> **SUPPLIED RECORDS**:
◆ ◆ ◆

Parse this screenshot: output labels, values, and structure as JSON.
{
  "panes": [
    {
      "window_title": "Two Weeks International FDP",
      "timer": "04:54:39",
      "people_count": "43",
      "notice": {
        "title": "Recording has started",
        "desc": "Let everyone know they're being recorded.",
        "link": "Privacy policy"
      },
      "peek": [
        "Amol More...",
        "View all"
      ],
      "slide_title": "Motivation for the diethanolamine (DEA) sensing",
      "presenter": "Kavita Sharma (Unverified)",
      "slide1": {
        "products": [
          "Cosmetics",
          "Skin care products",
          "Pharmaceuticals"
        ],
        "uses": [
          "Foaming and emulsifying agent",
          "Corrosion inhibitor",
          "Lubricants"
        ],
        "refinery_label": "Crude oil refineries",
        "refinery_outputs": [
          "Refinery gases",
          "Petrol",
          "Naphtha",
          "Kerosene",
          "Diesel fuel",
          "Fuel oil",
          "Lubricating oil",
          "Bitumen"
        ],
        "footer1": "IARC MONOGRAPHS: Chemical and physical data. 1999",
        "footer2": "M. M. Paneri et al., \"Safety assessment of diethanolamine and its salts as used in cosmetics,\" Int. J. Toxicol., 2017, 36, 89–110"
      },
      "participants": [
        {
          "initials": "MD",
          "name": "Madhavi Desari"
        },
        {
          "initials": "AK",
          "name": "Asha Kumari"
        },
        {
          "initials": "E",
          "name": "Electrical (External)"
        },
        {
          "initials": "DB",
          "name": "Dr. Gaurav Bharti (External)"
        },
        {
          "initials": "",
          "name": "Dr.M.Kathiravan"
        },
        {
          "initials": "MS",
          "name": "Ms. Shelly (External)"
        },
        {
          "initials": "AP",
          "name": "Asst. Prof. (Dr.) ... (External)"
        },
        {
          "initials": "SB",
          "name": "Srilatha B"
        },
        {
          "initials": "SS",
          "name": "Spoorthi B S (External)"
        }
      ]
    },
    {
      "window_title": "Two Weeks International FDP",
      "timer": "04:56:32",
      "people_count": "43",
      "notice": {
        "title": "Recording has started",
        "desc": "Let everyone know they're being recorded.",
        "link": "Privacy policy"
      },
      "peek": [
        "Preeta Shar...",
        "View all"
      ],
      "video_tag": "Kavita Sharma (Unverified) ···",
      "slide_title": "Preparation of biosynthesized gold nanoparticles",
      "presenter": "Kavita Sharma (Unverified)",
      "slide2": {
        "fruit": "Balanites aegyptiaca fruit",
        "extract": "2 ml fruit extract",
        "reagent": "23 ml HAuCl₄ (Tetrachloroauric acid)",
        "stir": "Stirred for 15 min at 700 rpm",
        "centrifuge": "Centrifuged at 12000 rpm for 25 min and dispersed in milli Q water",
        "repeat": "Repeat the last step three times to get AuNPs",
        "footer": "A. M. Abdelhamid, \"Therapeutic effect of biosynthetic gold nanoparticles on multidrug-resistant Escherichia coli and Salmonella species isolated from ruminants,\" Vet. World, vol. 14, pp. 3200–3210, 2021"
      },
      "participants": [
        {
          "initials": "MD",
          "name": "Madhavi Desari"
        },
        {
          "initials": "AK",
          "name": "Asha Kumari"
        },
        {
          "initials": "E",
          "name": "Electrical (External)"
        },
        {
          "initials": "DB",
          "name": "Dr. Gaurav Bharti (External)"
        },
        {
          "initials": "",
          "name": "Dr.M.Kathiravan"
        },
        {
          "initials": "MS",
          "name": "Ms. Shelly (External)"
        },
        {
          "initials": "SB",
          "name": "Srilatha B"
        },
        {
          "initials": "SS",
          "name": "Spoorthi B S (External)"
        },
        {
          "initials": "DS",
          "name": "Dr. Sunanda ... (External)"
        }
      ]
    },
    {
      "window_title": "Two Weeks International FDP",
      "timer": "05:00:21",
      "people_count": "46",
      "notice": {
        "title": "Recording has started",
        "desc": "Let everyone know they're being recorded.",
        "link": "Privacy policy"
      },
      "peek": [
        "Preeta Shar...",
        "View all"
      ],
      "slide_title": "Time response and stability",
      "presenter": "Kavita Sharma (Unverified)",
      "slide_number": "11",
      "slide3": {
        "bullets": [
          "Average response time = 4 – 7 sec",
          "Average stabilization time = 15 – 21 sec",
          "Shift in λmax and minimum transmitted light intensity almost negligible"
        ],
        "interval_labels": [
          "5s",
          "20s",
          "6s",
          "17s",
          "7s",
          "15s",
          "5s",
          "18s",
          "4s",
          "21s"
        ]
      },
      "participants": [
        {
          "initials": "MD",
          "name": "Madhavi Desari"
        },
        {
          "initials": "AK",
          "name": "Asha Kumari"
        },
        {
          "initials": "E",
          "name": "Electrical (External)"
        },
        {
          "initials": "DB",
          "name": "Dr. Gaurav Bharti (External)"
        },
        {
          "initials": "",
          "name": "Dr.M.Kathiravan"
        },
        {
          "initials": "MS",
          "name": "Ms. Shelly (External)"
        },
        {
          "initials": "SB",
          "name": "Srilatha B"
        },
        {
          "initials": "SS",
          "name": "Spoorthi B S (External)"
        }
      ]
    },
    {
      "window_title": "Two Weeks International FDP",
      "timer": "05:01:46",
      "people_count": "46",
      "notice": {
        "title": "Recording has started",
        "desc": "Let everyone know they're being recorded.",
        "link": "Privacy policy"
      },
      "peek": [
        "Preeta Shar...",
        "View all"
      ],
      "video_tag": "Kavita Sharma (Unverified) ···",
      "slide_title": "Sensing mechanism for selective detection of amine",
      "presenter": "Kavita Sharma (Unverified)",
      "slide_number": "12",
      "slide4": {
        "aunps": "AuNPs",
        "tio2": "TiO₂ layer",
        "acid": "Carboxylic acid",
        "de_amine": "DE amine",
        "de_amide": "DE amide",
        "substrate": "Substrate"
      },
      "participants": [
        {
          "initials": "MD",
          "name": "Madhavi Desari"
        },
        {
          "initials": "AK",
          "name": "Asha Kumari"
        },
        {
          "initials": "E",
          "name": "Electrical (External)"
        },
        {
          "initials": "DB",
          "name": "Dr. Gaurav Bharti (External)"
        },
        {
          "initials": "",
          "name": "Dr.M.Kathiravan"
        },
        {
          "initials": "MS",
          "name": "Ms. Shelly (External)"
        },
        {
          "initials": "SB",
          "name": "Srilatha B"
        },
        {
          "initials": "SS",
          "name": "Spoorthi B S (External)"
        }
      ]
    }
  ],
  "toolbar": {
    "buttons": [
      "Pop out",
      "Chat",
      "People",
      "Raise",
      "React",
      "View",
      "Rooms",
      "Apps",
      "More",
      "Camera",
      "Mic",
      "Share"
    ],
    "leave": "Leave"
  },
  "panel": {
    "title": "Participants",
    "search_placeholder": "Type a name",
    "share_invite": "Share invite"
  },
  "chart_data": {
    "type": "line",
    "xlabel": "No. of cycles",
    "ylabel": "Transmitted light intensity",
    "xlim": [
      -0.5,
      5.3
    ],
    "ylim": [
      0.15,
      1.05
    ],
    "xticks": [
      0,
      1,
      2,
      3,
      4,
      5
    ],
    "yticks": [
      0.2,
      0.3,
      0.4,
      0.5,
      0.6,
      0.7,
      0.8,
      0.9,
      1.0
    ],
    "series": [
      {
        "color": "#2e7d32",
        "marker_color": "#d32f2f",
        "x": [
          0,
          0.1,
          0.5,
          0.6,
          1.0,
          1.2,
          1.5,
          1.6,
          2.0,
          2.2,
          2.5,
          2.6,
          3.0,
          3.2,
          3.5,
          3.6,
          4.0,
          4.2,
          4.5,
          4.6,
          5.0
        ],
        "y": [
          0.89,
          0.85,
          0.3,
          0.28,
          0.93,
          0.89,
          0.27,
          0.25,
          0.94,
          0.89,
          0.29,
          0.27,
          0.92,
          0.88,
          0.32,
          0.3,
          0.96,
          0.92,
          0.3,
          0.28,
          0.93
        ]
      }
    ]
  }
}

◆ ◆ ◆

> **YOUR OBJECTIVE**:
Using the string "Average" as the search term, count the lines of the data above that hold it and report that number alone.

> **TASK OUTPUT**:
2